Overall, the argument put forth by Forrest is convincing because he clearly shows that contrary to popular belief the people of France did not rally to the flag in waves of militant nationalism during the French Revolutionary Wars or the Napoleonic Wars, but remained tied to the traditionalism and localism that existed during the Ancien Regime. However, while convincing, there are shortcomings that need to be address. The major problem is that author is writing for a very particular and specialized audience which has read deeply on the subject of the French Revolution. If the reader approaches the book without prior knowledge to insurrection in the Vendeé, the rebelliousness of the Pyrenees, or Napoleon’s rise to power, the actions and developments by the state appear obscure. Furthermore, because the book is organized thematically rather than chronologically and because the author chooses to use the French Revolutionary calendar, the reader is unable to differentiate between the policies implemented by the republic and those implemented by Napoleon. Finally, this edition of Forrest’s study, which seems aimed at an English speaking audience, leaves all of his quotations untranslated in the original French. All of these characteristics show that this book is aimed at the specialist of the French Revolution.
Though written for the specialist, there are other deficiencies in Forrest’s scholarship.

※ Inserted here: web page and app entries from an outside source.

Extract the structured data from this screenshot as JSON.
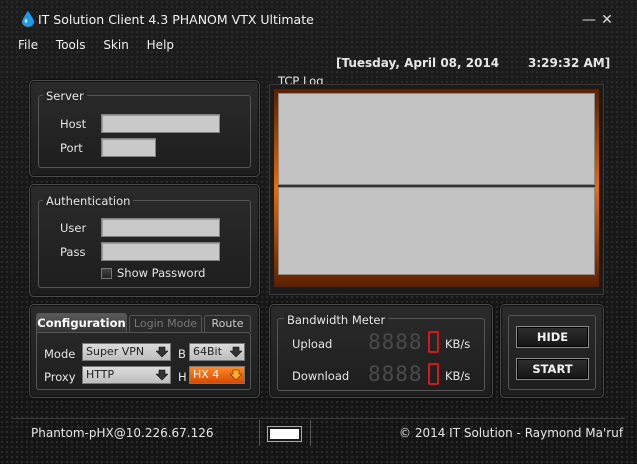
{
  "window": {
    "title": "IT Solution Client 4.3 PHANOM VTX Ultimate",
    "minimize_glyph": "—",
    "close_glyph": "✕"
  },
  "menu": [
    "File",
    "Tools",
    "Skin",
    "Help"
  ],
  "clock": {
    "date": "[Tuesday, April 08, 2014",
    "time": "3:29:32 AM]"
  },
  "server": {
    "legend": "Server",
    "host_label": "Host",
    "host_value": "",
    "port_label": "Port",
    "port_value": ""
  },
  "auth": {
    "legend": "Authentication",
    "user_label": "User",
    "user_value": "",
    "pass_label": "Pass",
    "pass_value": "",
    "show_password_label": "Show Password",
    "show_password_checked": false
  },
  "tcp_log": {
    "title": "TCP Log"
  },
  "config": {
    "tabs": [
      {
        "label": "Configuration",
        "active": true
      },
      {
        "label": "Login Mode",
        "active": false
      },
      {
        "label": "Route",
        "active": false
      }
    ],
    "mode_label": "Mode",
    "mode_value": "Super VPN",
    "b_label": "B",
    "b_value": "64Bit",
    "proxy_label": "Proxy",
    "proxy_value": "HTTP",
    "h_label": "H",
    "h_value": "HX 4"
  },
  "bandwidth": {
    "legend": "Bandwidth Meter",
    "upload_label": "Upload",
    "download_label": "Download",
    "unit": "KB/s",
    "upload_digits": "8888",
    "download_digits": "8888"
  },
  "actions": {
    "hide_label": "HIDE",
    "start_label": "START"
  },
  "status": {
    "user": "Phantom-pHX@10.226.67.126",
    "copyright": "© 2014 IT Solution - Raymond Ma'ruf"
  },
  "colors": {
    "accent_orange": "#f06a00",
    "meter_red": "#d21a1a",
    "window_bg": "#1a1a1a"
  }
}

First, while Forrest presents a full picture of conscription in the rural regions of France, he rarely addresses the urban areas except to discuss the royalist stronghold of Bordeaux. Though France was a peasant society at this time, 20 percent of the population lived in urban areas and the author fails to address whether urban centers were resistant to conscription or if the state used similar strategies to locate and arrest deserters in French cities. Secondly, Forrest notes that almost three million men, or about 42 percent of male population, were incorporated in the French army during the period examined, but he never discusses why so many fought in the armies. Though the focus of his work is on desertion, Forrest should still address the reasons and motives why so many participated. Finally, Forrest seems to contradict himself at times as well. He states that “the later years [of conscription] were relatively untroubled by violence,” (42) but states that in 1806 officers encountered armed opposition from villagers and that village riots broke out as late as 1814. This contradictory evidence seems to reveal that the growth of state power to capture deserters and the pacification of the population was not as effective as Forrest seems to suggest.